*** Exercise inputs Section Begins ***

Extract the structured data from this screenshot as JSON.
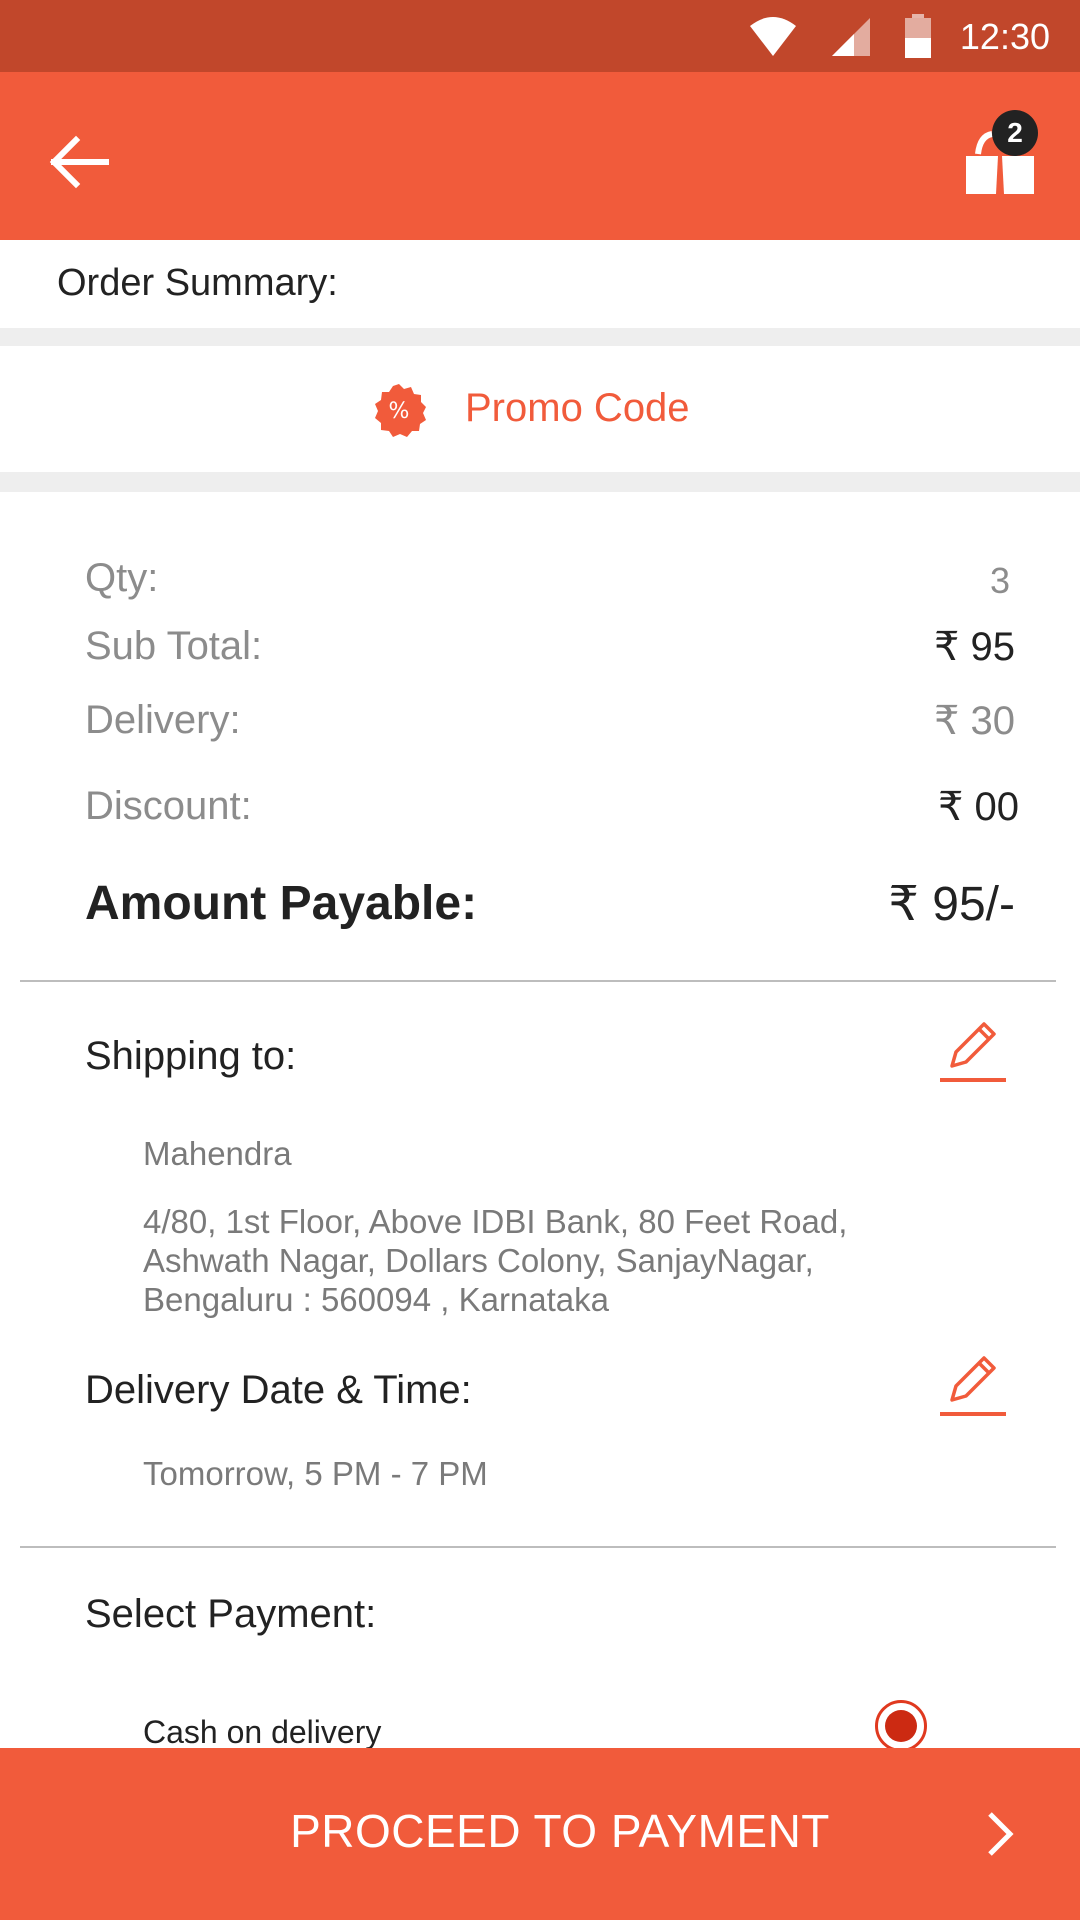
{
  "status_bar": {
    "time": "12:30",
    "icons": [
      "wifi-icon",
      "signal-icon",
      "battery-icon"
    ]
  },
  "app_bar": {
    "back_icon": "arrow-left-icon",
    "cart_icon": "shopping-bag-icon",
    "cart_count": "2"
  },
  "order_summary": {
    "title": "Order Summary:"
  },
  "promo": {
    "icon": "percent-badge-icon",
    "label": "Promo Code"
  },
  "totals": {
    "qty_label": "Qty:",
    "qty_value": "3",
    "subtotal_label": "Sub Total:",
    "subtotal_value": "₹ 95",
    "delivery_label": "Delivery:",
    "delivery_value": "₹ 30",
    "discount_label": "Discount:",
    "discount_value": "₹ 00",
    "payable_label": "Amount Payable:",
    "payable_value": "₹ 95/-"
  },
  "shipping": {
    "heading": "Shipping to:",
    "name": "Mahendra",
    "address_line1": "4/80, 1st Floor, Above IDBI Bank, 80 Feet Road,",
    "address_line2": "Ashwath Nagar, Dollars Colony, SanjayNagar,",
    "address_line3": "Bengaluru : 560094 , Karnataka"
  },
  "delivery": {
    "heading": "Delivery Date & Time:",
    "slot": "Tomorrow, 5 PM - 7 PM"
  },
  "payment": {
    "heading": "Select Payment:",
    "option_label": "Cash on delivery",
    "option_selected": true
  },
  "footer": {
    "proceed_label": "PROCEED TO PAYMENT"
  },
  "colors": {
    "accent": "#f15b3b",
    "status_bar": "#c1472b",
    "muted_text": "#8c8c8c",
    "selected_radio": "#cc2a12"
  }
}
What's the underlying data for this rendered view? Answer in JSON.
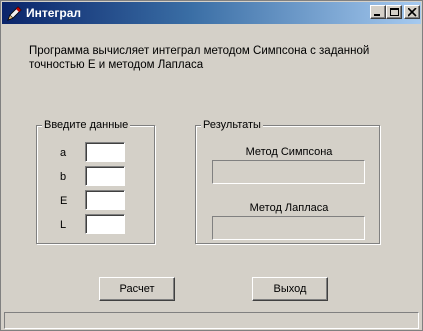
{
  "window": {
    "title": "Интеграл",
    "minimize_icon": "minimize-icon",
    "maximize_icon": "maximize-icon",
    "close_icon": "close-icon",
    "app_icon": "pencil-icon"
  },
  "description": {
    "line1": "Программа вычисляет интеграл методом Симпсона с заданной",
    "line2": "точностью Е и  методом Лапласа"
  },
  "input_group": {
    "title": "Введите данные",
    "fields": [
      {
        "label": "a",
        "value": ""
      },
      {
        "label": "b",
        "value": ""
      },
      {
        "label": "E",
        "value": ""
      },
      {
        "label": "L",
        "value": ""
      }
    ]
  },
  "result_group": {
    "title": "Результаты",
    "simpson_label": "Метод Симпсона",
    "simpson_value": "",
    "laplace_label": "Метод Лапласа",
    "laplace_value": ""
  },
  "buttons": {
    "calculate": "Расчет",
    "exit": "Выход"
  },
  "colors": {
    "face": "#d4d0c8",
    "title_start": "#0a246a",
    "title_end": "#a6caf0"
  }
}
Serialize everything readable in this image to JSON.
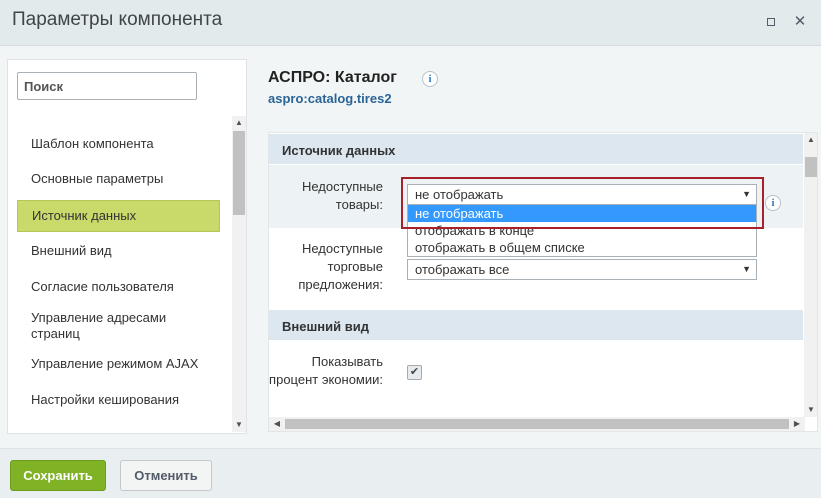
{
  "window": {
    "title": "Параметры компонента"
  },
  "sidebar": {
    "search_placeholder": "Поиск",
    "items": [
      {
        "label": "Шаблон компонента"
      },
      {
        "label": "Основные параметры"
      },
      {
        "label": "Источник данных",
        "active": true
      },
      {
        "label": "Внешний вид"
      },
      {
        "label": "Согласие пользователя"
      },
      {
        "label": "Управление адресами страниц"
      },
      {
        "label": "Управление режимом AJAX"
      },
      {
        "label": "Настройки кеширования"
      }
    ]
  },
  "component": {
    "title": "АСПРО: Каталог",
    "code": "aspro:catalog.tires2"
  },
  "sections": {
    "data_source": "Источник данных",
    "appearance": "Внешний вид"
  },
  "fields": {
    "unavailable_goods": {
      "label_line1": "Недоступные",
      "label_line2": "товары:",
      "value": "не отображать",
      "options": [
        "не отображать",
        "отображать в конце",
        "отображать в общем списке"
      ],
      "highlighted_option": "не отображать"
    },
    "unavailable_offers": {
      "label_line1": "Недоступные",
      "label_line2": "торговые",
      "label_line3": "предложения:",
      "value": "отображать все"
    },
    "show_discount_percent": {
      "label_line1": "Показывать",
      "label_line2": "процент экономии:",
      "checked": true
    }
  },
  "footer": {
    "save_label": "Сохранить",
    "cancel_label": "Отменить"
  },
  "colors": {
    "accent_green": "#7fb325",
    "active_nav": "#c9d96a",
    "highlight_border": "#a8202a",
    "selected_option": "#3399ff"
  }
}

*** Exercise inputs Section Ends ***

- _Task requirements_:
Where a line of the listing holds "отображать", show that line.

- _Reply to the task_:
      "value": "не отображать",
        "не отображать",
        "отображать в конце",
        "отображать в общем списке"
      "highlighted_option": "не отображать"
      "value": "отображать все"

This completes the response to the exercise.